By: Aesha Adams-Roberts
What's the secret to successful, long-term relationships? I wanted to ask the couple celebrating 50 years of marriage that question. My husband and I were celebrating our 7th year wedding anniversary and noticed the couple as they walked in the restaurant because of their matching T-shirts: "The First 50 Years Are The Hardest," the shirts read.
I think the message on the shirt summed up whatever advice they would have given me. I imagine they would have told me that being "in love" isn't enough to sustain a long-term relationship.
I love the goose bumps, butterflies in the stomach, fireworks, rainbows and unicorns that come with falling in love. But if you ask any couple who is honest and who has been together for a long time, that "goose bump-butterflies-fireworks-rainbows-unicorns" feeling can fade. When your kids won't sleep at night or you're exhausted from a long day at work, or your libido disappeared after pregnancy, it's not those "in love" feelings that will keep you and your spouse together.
There's got to be something deeper. I like this quote from psychologist Erich Fromm's book, The Art of Loving:
“Love is a decision, it is a judgment, it is a promise. If love were only a feeling, there would be no basis for the promise to love each other forever. A feeling comes and it may go. How can I judge that it will stay forever, when my act does not involve judgment and decision.”
The secret to lasting, long-term relationships is the decision to make a commitment to the commitment.
This commitment is defined by consistency; it's a powerful decision you make when you wake up in the morning and say to your spouse, "I choose to love you today, flaws and all."
This is why I teach singles to be READY for love.
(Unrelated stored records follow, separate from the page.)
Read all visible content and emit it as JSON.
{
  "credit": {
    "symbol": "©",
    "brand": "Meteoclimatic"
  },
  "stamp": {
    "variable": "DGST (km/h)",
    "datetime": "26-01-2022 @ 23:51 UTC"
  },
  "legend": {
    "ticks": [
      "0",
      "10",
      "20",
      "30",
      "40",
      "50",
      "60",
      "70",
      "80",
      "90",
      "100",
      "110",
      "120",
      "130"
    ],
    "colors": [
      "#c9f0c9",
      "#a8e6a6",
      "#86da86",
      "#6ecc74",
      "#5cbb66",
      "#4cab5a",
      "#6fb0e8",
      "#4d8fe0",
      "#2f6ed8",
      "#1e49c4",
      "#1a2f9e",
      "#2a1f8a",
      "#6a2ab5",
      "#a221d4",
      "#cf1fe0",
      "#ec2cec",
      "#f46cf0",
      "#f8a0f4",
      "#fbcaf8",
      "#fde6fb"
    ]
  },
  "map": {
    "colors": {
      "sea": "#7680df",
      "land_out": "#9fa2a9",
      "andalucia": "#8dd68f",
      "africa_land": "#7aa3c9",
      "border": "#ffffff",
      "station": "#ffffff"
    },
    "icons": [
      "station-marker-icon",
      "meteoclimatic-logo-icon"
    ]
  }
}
Beyond the skinny jeans, six-pack abs, sparks and whatever else you've put on your Ideal Mate list, make sure you include character traits that reveal the person can handle making a commitment to the commitment.
Just a heads up: Commitment requires consistency which can create routines and predictability in a relationship. That's why I teach couples that romance has to be intentional. It seems counterintuitive that passion has to be planned, but you do actually have to work at romance.
Leading researchers in the science of love back me up here. They say to keep passion alive, a marriage needs:
It's one thing to "know" a relationship needs these things. It's another thing to know how to do it. That's why I put together my newest eBook, Keep Your Marriage Hot & Everything You Dreamed About Long After the Honeymoon is Over. (click here to check it out) I walk you through four weeks of fun conversations, fun date night ideas and secret seduction missions to keep the appreciation, variety and spontaneity going in a marriage!
The secret of successful long-term relationships is that they take work, but they are worth it!
What do you think? Should you settle for the everyday, ho-hum comfort and security of a long-term relationship or is it possible to keep the passion alive. Share your thoughts below!